A Lack of Reviews, I Know

I haven’t been keeping up on posts as of late. I totally know this, and I have a few reasons why.

1) A lot of the games I’d be posting about, I’m not done with them yet.

2) The games I have finished, I haven’t gotten around to writing because of work and that I’m being a little lazy.

3) I keep forgetting about new posts from time to time.

So that the quick update. I have a lot of new and old games in my library so posts will be coming soon. ‘Til then, keep slithering.

RETRO REVIEW 1/3: Command & Conquer Red Alert 3 (Allied)

CnC AlliedI’ll have to keep this one rather brief, as I have two more campaigns to get through before laying down a final assessment.

Last week I was finally able to finish the Allied campaign for Command & Conquer: Red Alert 3 by EA Los Angeles. The premise of this Red Alert game was interesting, although I haven’t played either of the two previous Red Alert games. The Soviets go back in time, kill [REDACTED], and change the course of technology forever, thus creating a whole ‘nother timeline. Because nuclear theory never got off the ground, Hiroshima and Nagasaki were never bombed and Japan built up its forces in secret while the Allies and Soviet Union were at each others’ throats. The Japanese renamed themselves as the Empire of the Rising Sun, with advanced technology that could defeat Allied and Soviet units with relative ease.

In the Allied campaign, you are the new Commander of the Allied forces and you have to deal with the Soviet threat until the Empire makes a surprise appearance. Knowing their level of technology, the British leader of the Allied military tasks you with temporarily allying with the Soviets to bring the Empire to its knees. You succeed, but the newly elected American President suddenly goes rogue, making for Mount Rushmore in order to fire a secret laser cannon aimed at Moscow (it was built into one of the heads). You’re forced to head him off and kill him, while the President ended up to be right, as much as his actions were unnecessary at the time. Anyways, you’re forced to stop the Soviet leaders from escaping into space at the end of the campaign. The story ends with the Allied Commando, Tanya (Jenny McCarthy), and your comms officer, Lieutenant Eva McKenna (Gemma Atkinson), dressing up in black and white dresses, respectively, for a night out with you (assuming the player is a male commander).

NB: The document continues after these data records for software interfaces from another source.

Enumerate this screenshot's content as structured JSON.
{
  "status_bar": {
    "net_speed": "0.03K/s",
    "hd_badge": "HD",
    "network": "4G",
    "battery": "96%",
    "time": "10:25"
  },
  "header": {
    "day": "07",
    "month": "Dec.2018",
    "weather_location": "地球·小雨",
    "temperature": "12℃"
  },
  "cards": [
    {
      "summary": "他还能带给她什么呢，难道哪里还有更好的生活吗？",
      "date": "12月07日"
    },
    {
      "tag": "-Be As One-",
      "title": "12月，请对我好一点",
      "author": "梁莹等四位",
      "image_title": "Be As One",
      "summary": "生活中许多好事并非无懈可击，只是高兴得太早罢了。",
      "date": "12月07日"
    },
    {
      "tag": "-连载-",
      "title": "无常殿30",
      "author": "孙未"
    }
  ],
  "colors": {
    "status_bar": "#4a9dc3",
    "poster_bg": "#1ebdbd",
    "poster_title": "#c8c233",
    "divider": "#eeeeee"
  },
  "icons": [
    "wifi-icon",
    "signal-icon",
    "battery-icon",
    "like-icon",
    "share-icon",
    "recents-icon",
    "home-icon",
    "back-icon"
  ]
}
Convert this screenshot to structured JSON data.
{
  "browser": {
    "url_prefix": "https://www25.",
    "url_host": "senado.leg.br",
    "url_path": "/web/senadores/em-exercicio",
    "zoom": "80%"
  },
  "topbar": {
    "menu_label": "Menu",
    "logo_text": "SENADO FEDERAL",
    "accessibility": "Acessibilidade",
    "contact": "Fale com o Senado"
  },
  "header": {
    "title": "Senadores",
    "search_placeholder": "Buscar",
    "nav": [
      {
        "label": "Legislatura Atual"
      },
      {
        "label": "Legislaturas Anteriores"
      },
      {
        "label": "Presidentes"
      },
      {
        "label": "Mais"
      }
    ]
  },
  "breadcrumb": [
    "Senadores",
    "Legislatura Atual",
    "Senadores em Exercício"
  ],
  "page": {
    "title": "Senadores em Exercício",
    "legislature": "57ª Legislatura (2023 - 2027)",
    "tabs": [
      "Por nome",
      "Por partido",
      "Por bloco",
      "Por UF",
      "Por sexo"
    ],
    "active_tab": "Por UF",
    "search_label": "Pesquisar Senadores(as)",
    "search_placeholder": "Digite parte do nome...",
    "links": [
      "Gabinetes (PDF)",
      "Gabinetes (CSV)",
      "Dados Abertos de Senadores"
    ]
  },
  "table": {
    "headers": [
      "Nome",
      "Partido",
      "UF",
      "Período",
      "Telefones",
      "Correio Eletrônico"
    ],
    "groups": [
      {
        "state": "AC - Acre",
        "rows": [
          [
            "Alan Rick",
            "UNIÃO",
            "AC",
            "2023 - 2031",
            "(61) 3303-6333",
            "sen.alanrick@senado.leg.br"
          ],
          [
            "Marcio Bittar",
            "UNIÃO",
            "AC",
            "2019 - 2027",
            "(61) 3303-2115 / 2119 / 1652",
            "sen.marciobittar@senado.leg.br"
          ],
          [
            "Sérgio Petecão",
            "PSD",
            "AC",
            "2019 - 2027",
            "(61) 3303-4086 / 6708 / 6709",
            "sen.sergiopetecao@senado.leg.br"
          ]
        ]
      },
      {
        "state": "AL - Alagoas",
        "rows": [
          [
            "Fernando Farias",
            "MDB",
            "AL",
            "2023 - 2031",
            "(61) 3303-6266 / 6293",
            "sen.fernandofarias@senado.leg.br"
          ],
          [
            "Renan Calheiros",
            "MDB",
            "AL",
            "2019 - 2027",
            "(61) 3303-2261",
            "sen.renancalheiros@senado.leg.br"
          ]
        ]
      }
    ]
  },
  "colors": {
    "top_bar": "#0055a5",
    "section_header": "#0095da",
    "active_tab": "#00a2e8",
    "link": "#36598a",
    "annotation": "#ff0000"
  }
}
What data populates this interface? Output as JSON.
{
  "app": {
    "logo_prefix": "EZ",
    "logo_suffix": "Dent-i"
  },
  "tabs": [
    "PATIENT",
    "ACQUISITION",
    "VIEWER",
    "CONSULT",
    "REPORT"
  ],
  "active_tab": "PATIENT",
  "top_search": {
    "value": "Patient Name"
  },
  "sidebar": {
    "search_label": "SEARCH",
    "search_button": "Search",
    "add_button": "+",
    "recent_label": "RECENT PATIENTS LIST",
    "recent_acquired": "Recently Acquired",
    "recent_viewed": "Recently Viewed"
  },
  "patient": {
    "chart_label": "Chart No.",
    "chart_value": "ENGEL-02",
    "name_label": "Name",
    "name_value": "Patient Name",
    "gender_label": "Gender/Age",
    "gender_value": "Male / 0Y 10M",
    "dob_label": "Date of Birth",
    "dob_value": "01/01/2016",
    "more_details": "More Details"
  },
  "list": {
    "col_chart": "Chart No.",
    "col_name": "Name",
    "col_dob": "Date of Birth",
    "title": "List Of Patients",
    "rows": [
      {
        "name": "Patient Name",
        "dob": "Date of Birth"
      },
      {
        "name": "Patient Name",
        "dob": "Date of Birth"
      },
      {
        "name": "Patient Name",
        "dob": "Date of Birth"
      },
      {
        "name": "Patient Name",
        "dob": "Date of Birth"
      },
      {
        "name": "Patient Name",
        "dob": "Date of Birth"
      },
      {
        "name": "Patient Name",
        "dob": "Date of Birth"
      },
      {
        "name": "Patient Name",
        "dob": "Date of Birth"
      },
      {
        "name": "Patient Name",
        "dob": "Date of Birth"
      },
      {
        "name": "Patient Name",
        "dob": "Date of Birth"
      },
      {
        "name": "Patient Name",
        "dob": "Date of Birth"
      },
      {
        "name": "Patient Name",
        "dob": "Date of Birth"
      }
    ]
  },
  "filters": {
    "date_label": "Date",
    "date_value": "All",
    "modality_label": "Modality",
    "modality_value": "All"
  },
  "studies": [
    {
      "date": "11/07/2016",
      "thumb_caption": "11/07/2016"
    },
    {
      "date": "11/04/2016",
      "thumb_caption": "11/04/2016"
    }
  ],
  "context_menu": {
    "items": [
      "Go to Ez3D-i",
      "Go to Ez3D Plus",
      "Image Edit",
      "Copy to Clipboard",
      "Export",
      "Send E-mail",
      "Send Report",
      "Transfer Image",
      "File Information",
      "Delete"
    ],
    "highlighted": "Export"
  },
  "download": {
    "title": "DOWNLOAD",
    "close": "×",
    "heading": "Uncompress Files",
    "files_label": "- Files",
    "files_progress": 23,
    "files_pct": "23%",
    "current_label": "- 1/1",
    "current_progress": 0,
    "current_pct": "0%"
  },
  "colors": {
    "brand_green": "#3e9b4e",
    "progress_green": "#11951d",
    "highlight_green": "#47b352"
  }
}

Of course, the stories are all different based on the perspective of the three factions you play. I’m certain things will be different as I go through the Soviet and Imperial campaigns (coming soon in later retro reviews). For now, the use of FMV (full motion video, essentially live action cutscenes) is still retained as both tradition and homage to the now-defunct Westwood Studios, the original developers of the Command & Conquer series. EA closed down the developer when they bought out Westwood.

The multiplayer functionality no longer works. See, it was run through GameSpy, which is no longer in service since they shut down back in 2013. Since then, there’s currently no word if the game will ever be added to GameRanger for multiplayer services.

The game itself is pretty good, but I’d have to make a complain about the AI spamming a certain enemy type that some would see as kind of a dick move. For example, in the final Allied campaign, the Soviets will tear you apart if you don’t build up a strong anti-air group. This can be frustrating, as the Soviet Twinblade deals more damage and has more hit points than the vehicular Multigunner IFV for the Allies. Thankfully, the adaptability of the IFVs allows you to use a group of standard anti-air IFVs together with some with Engineers on board, effectively making them vehicle “medics.” The game is fairly well-balanced, but the tendency of the AI to play like a total dick with unit spamming at points can leave one frustrated.

Overall, the Allied campaign was good, but I still need to finish up the Imperial and Soviet campaigns to really make a comparison between all three and to put up a final verdict. Until then, keep slithering, my friends!